What is required ->
Make an exact copy of the records below. Include every line.

________

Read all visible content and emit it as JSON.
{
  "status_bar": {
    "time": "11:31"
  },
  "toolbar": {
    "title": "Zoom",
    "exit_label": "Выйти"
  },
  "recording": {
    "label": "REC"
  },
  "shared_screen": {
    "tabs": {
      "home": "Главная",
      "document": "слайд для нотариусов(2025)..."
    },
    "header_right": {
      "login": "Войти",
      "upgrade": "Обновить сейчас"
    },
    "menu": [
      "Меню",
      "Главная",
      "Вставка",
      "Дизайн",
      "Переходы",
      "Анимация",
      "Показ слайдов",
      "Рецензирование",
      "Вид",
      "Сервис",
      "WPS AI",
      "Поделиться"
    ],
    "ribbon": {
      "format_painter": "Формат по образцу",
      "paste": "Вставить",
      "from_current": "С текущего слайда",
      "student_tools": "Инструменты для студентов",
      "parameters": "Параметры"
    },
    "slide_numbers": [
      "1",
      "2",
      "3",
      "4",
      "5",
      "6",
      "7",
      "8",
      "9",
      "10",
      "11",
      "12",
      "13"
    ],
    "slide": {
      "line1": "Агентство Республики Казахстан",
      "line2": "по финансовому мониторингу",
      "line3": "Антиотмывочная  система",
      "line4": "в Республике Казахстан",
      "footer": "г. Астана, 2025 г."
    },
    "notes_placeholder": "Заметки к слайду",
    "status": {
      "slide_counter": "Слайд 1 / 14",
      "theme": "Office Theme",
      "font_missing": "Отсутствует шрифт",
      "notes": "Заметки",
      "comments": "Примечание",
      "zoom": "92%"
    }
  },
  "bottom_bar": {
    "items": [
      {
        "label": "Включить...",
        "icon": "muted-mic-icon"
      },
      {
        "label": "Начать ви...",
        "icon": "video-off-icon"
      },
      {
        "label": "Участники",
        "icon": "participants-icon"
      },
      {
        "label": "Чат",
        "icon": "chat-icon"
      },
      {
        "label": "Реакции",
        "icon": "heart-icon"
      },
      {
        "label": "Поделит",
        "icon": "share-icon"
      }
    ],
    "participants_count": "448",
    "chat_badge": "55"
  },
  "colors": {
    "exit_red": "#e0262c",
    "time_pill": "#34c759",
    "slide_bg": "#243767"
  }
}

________

Task output ->
Read all visible content and emit it as JSON.
{
  "status_bar": {
    "time": "11:31"
  },
  "toolbar": {
    "title": "Zoom",
    "exit_label": "Выйти"
  },
  "recording": {
    "label": "REC"
  },
  "shared_screen": {
    "tabs": {
      "home": "Главная",
      "document": "слайд для нотариусов(2025)..."
    },
    "header_right": {
      "login": "Войти",
      "upgrade": "Обновить сейчас"
    },
    "menu": [
      "Меню",
      "Главная",
      "Вставка",
      "Дизайн",
      "Переходы",
      "Анимация",
      "Показ слайдов",
      "Рецензирование",
      "Вид",
      "Сервис",
      "WPS AI",
      "Поделиться"
    ],
    "ribbon": {
      "format_painter": "Формат по образцу",
      "paste": "Вставить",
      "from_current": "С текущего слайда",
      "student_tools": "Инструменты для студентов",
      "parameters": "Параметры"
    },
    "slide_numbers": [
      "1",
      "2",
      "3",
      "4",
      "5",
      "6",
      "7",
      "8",
      "9",
      "10",
      "11",
      "12",
      "13"
    ],
    "slide": {
      "line1": "Агентство Республики Казахстан",
      "line2": "по финансовому мониторингу",
      "line3": "Антиотмывочная  система",
      "line4": "в Республике Казахстан",
      "footer": "г. Астана, 2025 г."
    },
    "notes_placeholder": "Заметки к слайду",
    "status": {
      "slide_counter": "Слайд 1 / 14",
      "theme": "Office Theme",
      "font_missing": "Отсутствует шрифт",
      "notes": "Заметки",
      "comments": "Примечание",
      "zoom": "92%"
    }
  },
  "bottom_bar": {
    "items": [
      {
        "label": "Включить...",
        "icon": "muted-mic-icon"
      },
      {
        "label": "Начать ви...",
        "icon": "video-off-icon"
      },
      {
        "label": "Участники",
        "icon": "participants-icon"
      },
      {
        "label": "Чат",
        "icon": "chat-icon"
      },
      {
        "label": "Реакции",
        "icon": "heart-icon"
      },
      {
        "label": "Поделит",
        "icon": "share-icon"
      }
    ],
    "participants_count": "448",
    "chat_badge": "55"
  },
  "colors": {
    "exit_red": "#e0262c",
    "time_pill": "#34c759",
    "slide_bg": "#243767"
  }
}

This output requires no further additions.